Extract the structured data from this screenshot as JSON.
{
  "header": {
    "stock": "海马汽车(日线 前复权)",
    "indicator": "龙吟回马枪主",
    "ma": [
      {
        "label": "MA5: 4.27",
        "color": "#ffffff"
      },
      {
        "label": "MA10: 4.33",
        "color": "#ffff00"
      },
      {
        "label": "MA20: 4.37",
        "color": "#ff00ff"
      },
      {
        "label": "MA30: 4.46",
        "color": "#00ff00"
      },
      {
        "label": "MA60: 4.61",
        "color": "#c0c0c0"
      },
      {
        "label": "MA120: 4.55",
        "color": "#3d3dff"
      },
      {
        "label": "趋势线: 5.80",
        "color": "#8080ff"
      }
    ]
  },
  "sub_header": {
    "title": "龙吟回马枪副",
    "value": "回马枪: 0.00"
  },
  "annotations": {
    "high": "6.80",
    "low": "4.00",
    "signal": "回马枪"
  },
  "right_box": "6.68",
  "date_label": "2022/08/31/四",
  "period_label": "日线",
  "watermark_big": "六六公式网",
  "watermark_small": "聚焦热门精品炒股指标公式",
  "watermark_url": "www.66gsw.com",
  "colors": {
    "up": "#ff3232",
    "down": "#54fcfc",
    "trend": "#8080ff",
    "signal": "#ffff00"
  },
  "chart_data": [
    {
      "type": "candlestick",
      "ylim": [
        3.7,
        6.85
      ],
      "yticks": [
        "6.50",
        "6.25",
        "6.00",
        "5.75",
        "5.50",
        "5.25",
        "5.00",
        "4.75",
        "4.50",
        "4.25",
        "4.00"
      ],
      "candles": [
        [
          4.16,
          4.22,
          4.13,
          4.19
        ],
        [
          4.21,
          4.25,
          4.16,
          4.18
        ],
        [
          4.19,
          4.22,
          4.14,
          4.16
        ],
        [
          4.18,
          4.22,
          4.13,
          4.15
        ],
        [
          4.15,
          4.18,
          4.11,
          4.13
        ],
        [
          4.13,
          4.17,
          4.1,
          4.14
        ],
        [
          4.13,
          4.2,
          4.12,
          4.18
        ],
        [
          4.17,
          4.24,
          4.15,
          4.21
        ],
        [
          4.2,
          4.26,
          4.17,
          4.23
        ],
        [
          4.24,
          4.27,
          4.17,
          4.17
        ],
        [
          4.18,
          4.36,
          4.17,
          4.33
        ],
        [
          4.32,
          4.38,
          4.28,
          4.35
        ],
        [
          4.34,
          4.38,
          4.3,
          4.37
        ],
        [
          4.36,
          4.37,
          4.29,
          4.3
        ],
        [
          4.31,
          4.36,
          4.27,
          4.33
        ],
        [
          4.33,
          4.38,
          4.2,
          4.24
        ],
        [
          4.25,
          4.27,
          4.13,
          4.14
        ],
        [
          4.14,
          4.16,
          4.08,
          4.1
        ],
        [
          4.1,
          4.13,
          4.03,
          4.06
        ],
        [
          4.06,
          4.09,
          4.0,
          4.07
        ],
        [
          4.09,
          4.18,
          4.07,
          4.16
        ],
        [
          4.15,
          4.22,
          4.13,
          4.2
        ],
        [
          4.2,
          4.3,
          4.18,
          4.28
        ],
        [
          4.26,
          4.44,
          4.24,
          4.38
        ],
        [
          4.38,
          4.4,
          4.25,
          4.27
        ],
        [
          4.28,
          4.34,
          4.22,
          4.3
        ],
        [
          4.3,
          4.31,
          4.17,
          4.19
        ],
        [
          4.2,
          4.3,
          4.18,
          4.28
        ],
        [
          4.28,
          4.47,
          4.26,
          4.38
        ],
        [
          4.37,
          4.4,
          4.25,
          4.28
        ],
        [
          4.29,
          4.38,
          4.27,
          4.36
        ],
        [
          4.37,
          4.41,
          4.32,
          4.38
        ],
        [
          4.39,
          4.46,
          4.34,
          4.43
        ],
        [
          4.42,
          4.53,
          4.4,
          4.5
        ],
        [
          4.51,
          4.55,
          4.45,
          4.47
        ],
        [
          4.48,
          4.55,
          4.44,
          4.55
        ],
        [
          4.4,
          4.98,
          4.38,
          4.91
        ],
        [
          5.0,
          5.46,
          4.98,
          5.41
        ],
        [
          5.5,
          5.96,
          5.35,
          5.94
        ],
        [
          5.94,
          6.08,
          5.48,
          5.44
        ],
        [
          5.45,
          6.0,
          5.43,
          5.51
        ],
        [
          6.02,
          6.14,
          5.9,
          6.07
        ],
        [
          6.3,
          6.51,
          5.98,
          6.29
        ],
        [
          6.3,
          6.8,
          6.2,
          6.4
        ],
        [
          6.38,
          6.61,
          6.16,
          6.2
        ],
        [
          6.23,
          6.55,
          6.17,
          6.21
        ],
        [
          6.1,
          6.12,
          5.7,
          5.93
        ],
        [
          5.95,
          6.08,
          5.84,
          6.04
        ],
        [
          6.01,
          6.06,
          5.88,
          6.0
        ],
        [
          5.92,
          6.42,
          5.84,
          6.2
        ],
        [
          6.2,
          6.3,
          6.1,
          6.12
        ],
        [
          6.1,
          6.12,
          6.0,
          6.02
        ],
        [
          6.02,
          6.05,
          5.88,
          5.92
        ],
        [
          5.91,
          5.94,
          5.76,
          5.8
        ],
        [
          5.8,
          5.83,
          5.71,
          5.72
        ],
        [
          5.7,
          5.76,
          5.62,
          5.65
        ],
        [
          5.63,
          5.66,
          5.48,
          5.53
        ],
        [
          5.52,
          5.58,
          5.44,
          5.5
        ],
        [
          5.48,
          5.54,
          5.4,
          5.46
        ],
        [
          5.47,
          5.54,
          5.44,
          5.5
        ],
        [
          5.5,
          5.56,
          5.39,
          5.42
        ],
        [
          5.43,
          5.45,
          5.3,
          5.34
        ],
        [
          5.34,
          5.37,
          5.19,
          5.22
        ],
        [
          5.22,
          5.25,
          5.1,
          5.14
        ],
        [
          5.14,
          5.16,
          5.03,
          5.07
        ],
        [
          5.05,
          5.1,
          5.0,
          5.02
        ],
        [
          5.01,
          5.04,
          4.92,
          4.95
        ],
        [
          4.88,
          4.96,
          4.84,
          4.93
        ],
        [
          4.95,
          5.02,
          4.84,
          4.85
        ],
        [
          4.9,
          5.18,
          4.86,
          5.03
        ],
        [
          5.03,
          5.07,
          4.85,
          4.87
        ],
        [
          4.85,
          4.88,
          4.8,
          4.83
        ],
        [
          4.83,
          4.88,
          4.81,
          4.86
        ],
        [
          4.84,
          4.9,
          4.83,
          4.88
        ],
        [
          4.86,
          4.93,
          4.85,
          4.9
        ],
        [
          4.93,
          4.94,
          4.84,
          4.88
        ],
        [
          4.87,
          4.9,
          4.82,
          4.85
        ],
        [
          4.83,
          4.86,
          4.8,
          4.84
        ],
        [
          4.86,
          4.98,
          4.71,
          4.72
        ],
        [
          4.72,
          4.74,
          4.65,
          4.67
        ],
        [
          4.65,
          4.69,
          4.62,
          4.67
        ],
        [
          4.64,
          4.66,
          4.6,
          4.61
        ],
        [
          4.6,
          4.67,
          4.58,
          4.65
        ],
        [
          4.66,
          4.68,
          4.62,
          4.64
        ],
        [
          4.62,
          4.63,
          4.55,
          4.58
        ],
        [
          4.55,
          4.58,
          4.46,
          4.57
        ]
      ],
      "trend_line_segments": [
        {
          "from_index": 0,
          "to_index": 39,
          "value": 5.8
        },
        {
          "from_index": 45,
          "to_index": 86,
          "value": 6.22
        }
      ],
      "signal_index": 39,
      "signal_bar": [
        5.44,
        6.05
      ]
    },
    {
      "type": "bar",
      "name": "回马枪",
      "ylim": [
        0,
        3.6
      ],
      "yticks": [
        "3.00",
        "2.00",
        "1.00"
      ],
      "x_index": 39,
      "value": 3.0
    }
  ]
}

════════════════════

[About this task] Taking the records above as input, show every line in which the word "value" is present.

[Answer space]
    "value": "回马枪: 0.00"
          "value": 5.8
          "value": 6.22
      "value": 3.0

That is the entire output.